Using surface temperature data from NASA’s Goddard Institute of Space Studies, a University of Minnesota undergrad created a cello performance that traces the warming of our planet.
The temperature data were mapped over a range of three octaves, with the coldest year on record (1909) set to the lowest note on the cello (open C). Each ascending halftone is equal to roughly 0.03°C of planetary warming.
In Crawford’s composition, each note represents a year, ordered from 1880 to 2012. The pitch reflects the average temperature of the planet relative to the 1951–80 base line. Low notes represent relatively cool years, while high notes signify relatively warm ones.
The result is a haunting sequence that traces the warming of our planet year by year since the late 19th century.

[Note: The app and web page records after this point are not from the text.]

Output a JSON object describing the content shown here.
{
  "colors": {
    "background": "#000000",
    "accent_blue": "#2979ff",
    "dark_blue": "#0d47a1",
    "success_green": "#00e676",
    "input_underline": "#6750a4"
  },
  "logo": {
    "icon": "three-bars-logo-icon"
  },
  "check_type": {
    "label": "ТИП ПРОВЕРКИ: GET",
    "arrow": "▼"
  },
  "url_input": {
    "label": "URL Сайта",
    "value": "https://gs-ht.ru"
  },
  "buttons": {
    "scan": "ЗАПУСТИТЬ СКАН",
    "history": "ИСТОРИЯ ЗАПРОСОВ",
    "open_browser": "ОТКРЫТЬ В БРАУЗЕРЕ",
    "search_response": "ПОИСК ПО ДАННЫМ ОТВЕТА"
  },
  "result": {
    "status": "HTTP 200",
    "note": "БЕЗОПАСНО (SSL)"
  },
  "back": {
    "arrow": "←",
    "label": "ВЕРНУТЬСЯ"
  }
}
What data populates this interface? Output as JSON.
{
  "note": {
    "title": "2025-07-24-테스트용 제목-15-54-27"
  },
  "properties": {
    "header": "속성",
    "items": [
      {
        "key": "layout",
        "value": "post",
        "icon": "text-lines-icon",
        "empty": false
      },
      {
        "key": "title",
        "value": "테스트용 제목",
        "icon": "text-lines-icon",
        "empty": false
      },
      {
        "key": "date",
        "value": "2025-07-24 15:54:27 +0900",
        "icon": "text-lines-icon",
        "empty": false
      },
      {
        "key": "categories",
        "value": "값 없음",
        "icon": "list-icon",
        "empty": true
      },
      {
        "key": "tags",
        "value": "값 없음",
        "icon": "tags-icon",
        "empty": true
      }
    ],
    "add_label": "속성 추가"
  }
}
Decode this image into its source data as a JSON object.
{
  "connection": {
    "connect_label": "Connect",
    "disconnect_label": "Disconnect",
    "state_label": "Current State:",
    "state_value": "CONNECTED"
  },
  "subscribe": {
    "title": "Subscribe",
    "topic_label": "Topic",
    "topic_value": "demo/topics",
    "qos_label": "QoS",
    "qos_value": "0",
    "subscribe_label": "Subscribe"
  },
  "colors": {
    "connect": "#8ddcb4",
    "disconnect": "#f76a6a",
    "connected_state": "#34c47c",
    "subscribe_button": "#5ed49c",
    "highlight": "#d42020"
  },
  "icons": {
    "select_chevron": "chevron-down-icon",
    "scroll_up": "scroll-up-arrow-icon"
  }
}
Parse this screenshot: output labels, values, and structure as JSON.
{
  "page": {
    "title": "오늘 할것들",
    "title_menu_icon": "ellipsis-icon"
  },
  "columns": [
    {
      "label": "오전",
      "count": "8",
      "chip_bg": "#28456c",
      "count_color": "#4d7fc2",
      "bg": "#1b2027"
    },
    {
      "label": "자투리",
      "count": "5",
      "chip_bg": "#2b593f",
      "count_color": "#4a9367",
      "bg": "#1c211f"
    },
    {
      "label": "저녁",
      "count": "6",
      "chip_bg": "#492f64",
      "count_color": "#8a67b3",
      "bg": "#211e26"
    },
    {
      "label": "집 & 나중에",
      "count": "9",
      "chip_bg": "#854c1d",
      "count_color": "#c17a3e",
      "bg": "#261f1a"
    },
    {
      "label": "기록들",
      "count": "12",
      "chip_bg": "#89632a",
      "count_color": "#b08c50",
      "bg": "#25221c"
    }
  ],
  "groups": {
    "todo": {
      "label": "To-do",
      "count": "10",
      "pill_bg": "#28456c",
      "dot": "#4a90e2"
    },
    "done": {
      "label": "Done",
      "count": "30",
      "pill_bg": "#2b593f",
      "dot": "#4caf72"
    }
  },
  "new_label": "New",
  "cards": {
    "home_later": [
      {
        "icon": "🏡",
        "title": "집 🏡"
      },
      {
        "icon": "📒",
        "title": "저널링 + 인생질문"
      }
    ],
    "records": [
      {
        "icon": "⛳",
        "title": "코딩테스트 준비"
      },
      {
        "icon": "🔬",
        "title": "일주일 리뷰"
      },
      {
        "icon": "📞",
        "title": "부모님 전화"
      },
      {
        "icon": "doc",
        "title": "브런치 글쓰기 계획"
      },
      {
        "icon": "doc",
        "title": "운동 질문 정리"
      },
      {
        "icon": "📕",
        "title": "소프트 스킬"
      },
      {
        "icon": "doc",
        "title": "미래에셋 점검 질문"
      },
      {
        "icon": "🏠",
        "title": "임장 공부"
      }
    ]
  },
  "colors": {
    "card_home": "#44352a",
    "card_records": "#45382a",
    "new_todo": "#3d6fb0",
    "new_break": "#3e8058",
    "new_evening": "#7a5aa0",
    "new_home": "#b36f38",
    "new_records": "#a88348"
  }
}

What an incredible way to portray the change in our planet's climate, beyond the standard charts and graphs.